Jackson was subject of Internal Affairs speeding probe; record shows he changed police report

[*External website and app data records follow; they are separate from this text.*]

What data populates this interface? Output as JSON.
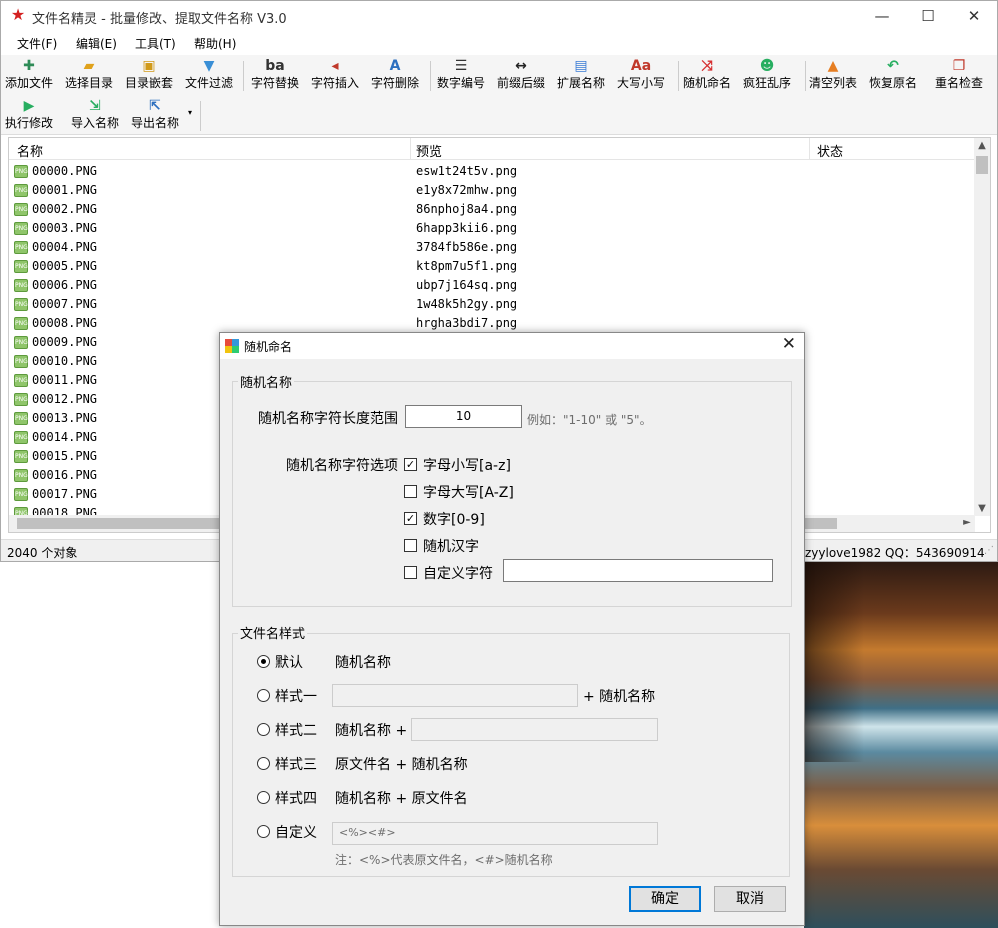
{
  "window": {
    "title": "文件名精灵 - 批量修改、提取文件名称  V3.0",
    "minimize": "—",
    "maximize": "☐",
    "close": "✕"
  },
  "menu": [
    "文件(F)",
    "编辑(E)",
    "工具(T)",
    "帮助(H)"
  ],
  "toolbar": {
    "row1": [
      {
        "label": "添加文件",
        "icon": "add-file-icon",
        "glyph": "✚",
        "color": "#2e8b57"
      },
      {
        "label": "选择目录",
        "icon": "folder-icon",
        "glyph": "▰",
        "color": "#e0a21c"
      },
      {
        "label": "目录嵌套",
        "icon": "nested-folder-icon",
        "glyph": "▣",
        "color": "#d19a1a"
      },
      {
        "label": "文件过滤",
        "icon": "filter-icon",
        "glyph": "▼",
        "color": "#3a8fd6"
      },
      {
        "label": "字符替换",
        "icon": "replace-icon",
        "glyph": "ba",
        "color": "#333333"
      },
      {
        "label": "字符插入",
        "icon": "insert-icon",
        "glyph": "◂",
        "color": "#c0392b"
      },
      {
        "label": "字符删除",
        "icon": "delete-char-icon",
        "glyph": "A",
        "color": "#2c6fbf"
      },
      {
        "label": "数字编号",
        "icon": "numbering-icon",
        "glyph": "☰",
        "color": "#333333"
      },
      {
        "label": "前缀后缀",
        "icon": "prefix-suffix-icon",
        "glyph": "↔",
        "color": "#222222"
      },
      {
        "label": "扩展名称",
        "icon": "extension-icon",
        "glyph": "▤",
        "color": "#3a7bd5"
      },
      {
        "label": "大写小写",
        "icon": "case-icon",
        "glyph": "Aa",
        "color": "#c0392b"
      },
      {
        "label": "随机命名",
        "icon": "shuffle-icon",
        "glyph": "⤨",
        "color": "#d63031"
      },
      {
        "label": "疯狂乱序",
        "icon": "crazy-sort-icon",
        "glyph": "☻",
        "color": "#27ae60"
      },
      {
        "label": "清空列表",
        "icon": "clear-list-icon",
        "glyph": "▲",
        "color": "#e67e22"
      },
      {
        "label": "恢复原名",
        "icon": "undo-icon",
        "glyph": "↶",
        "color": "#27ae60"
      },
      {
        "label": "重名检查",
        "icon": "duplicate-check-icon",
        "glyph": "❐",
        "color": "#c0392b"
      }
    ],
    "row2": [
      {
        "label": "执行修改",
        "icon": "play-icon",
        "glyph": "▶",
        "color": "#27ae60"
      },
      {
        "label": "导入名称",
        "icon": "import-icon",
        "glyph": "⇲",
        "color": "#27ae60"
      },
      {
        "label": "导出名称",
        "icon": "export-icon",
        "glyph": "⇱",
        "color": "#2c6fbf"
      }
    ],
    "dropdown_arrow": "▾"
  },
  "list": {
    "columns": [
      "名称",
      "预览",
      "状态"
    ],
    "file_icon_text": "PNG",
    "rows": [
      {
        "name": "00000.PNG",
        "preview": "esw1t24t5v.png"
      },
      {
        "name": "00001.PNG",
        "preview": "e1y8x72mhw.png"
      },
      {
        "name": "00002.PNG",
        "preview": "86nphoj8a4.png"
      },
      {
        "name": "00003.PNG",
        "preview": "6happ3kii6.png"
      },
      {
        "name": "00004.PNG",
        "preview": "3784fb586e.png"
      },
      {
        "name": "00005.PNG",
        "preview": "kt8pm7u5f1.png"
      },
      {
        "name": "00006.PNG",
        "preview": "ubp7j164sq.png"
      },
      {
        "name": "00007.PNG",
        "preview": "1w48k5h2gy.png"
      },
      {
        "name": "00008.PNG",
        "preview": "hrgha3bdi7.png"
      },
      {
        "name": "00009.PNG",
        "preview": ""
      },
      {
        "name": "00010.PNG",
        "preview": ""
      },
      {
        "name": "00011.PNG",
        "preview": ""
      },
      {
        "name": "00012.PNG",
        "preview": ""
      },
      {
        "name": "00013.PNG",
        "preview": ""
      },
      {
        "name": "00014.PNG",
        "preview": ""
      },
      {
        "name": "00015.PNG",
        "preview": ""
      },
      {
        "name": "00016.PNG",
        "preview": ""
      },
      {
        "name": "00017.PNG",
        "preview": ""
      },
      {
        "name": "00018.PNG",
        "preview": ""
      }
    ]
  },
  "status": {
    "count": "2040 个对象",
    "contact": "zyylove1982   QQ：543690914"
  },
  "dialog": {
    "title": "随机命名",
    "close": "✕",
    "group1_title": "随机名称",
    "length_label": "随机名称字符长度范围",
    "length_value": "10",
    "length_hint": "例如：\"1-10\" 或 \"5\"。",
    "options_label": "随机名称字符选项",
    "options": [
      {
        "label": "字母小写[a-z]",
        "checked": true
      },
      {
        "label": "字母大写[A-Z]",
        "checked": false
      },
      {
        "label": "数字[0-9]",
        "checked": true
      },
      {
        "label": "随机汉字",
        "checked": false
      },
      {
        "label": "自定义字符",
        "checked": false
      }
    ],
    "custom_chars_value": "",
    "group2_title": "文件名样式",
    "styles": {
      "default_label": "默认",
      "default_desc": "随机名称",
      "s1_label": "样式一",
      "s1_suffix": "+ 随机名称",
      "s2_label": "样式二",
      "s2_prefix": "随机名称 +",
      "s3_label": "样式三",
      "s3_desc": "原文件名 + 随机名称",
      "s4_label": "样式四",
      "s4_desc": "随机名称 + 原文件名",
      "custom_label": "自定义",
      "custom_value": "<%><#>",
      "note": "注：<%>代表原文件名，<#>随机名称"
    },
    "selected_style": "default",
    "ok": "确定",
    "cancel": "取消"
  }
}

Charlotte City Council last week decided not to review the personnel file of former Charlotte Mecklenburg Police Officer Marcus Jackson. Jackson is accused of sexually assaulting five women he pulled over on traffic stops and one woman who called 911 for help with a domestic disturbance. Overall, he's been indicted on 15 charges. But the rookie officer received the attention of CMPD's Internal Affairs division even before the first charges were filed against him. There are still unanswered questions about that investigation. Among them: Why did officer Jackson change a police report one month after he filed it? WFAE's Victoria Cherrie and Lisa Miller filed this report. On July 11th at 4:53 a.m., CMPD police officer Marcus Jackson was following officer Peter Lombardo to provide back up on a priority call in East Charlotte. They were speeding. Lombardo crashed his cruiser at the intersection of Central Avenue and St. George Street. Jackson filed the police report. He said Lombardo was going 45 in a 35 mph zone. But that was wrong. A month later, on Aug. 15, Jackson changed the report to say Lombardo was actually going 65 mph. Then, in September, Internal Affairs found that both officers were going at least 75 mph. A review board gave Lombardo a 16-hour suspension. He served eight hours immediately. The rest was suspended provided he had no other violations within a year. As for Jackson, here's what CMPD spokesman Rob Tufano said last week on WBT Radio. "He was suspended to the best of my knowledge one time. And I'm not going into the nature of what his suspension was, but I will tell you it does not rise to the level of termination regardless of whether he was on probation or not," Tufano told host Wayne Powers. Jackson was given a 16-hour suspension. But here's what Tufano didn't say: Jackson wouldn't lose pay or a day of work. He would only have to serve his suspension if he broke another department rule within a year. A review board determined that officer Lombardo, the other officer who was speeding, should receive the stiffer punishment because he wrecked his cruiser. WFAE obtained this information from a CMPD source with knowledge of disciplinary actions against officers. It's unclear why Jackson didn't put the correct speed on the report or if he was questioned about the inaccuracy. Police Chief Rodney Monroe and Tufano declined to talk to WFAE for this story. Under North Carolina law anyone who willfully makes a false, misleading or unfounded police report can be charged with a misdemeanor. It also could be considered a violation of the police department's Rules of Conduct. WFAE did not find any record that Jackson's inaccurate report was the subject of an investigation. At a press conference last month, Monroe addressed CMPD internal investigations. "We're a department that investigates very heavily violations of policy and we take the appropriate action where officers may be reprimanded or suspended for those particular actions. That is not to say they can no longer be police officers. "Therefore, we don't want to get to the point where we say that every time an officer commits an infraction that we're seeking to remove them from the force. We look to investigate it and take the appropriate action commiserate with the offense," Monroe said. Jackson turned 26 last month. He graduated from the police academy in February 2009. Ten months later, the first two of Jackson's alleged victims came forward and he was fired. His case prompted city leaders to debate reviewing, and possibly releasing, his personnel file. That file, presumably, includes information about Jackson's employment with CMPD and history before he was hired. That history includes two domestic violence restraining orders and a judge's order that temporarily prohibited him from carrying a firearm. A CMPD background check only caught one of these orders. Last week, the Charlotte City Council voted 6 - 4 not to go into closed session to review Jackson's file. Several members of city council said they spoke to Chief Monroe and City Manager Curt Walton about the file in days leading up to the meeting. Councilman Michael Barnes, for one, said he was satisfied with what he was told. "As I understand it from the police chief and city manager, almost everything that it's in the file has already been discussed publicly as part of the investigation."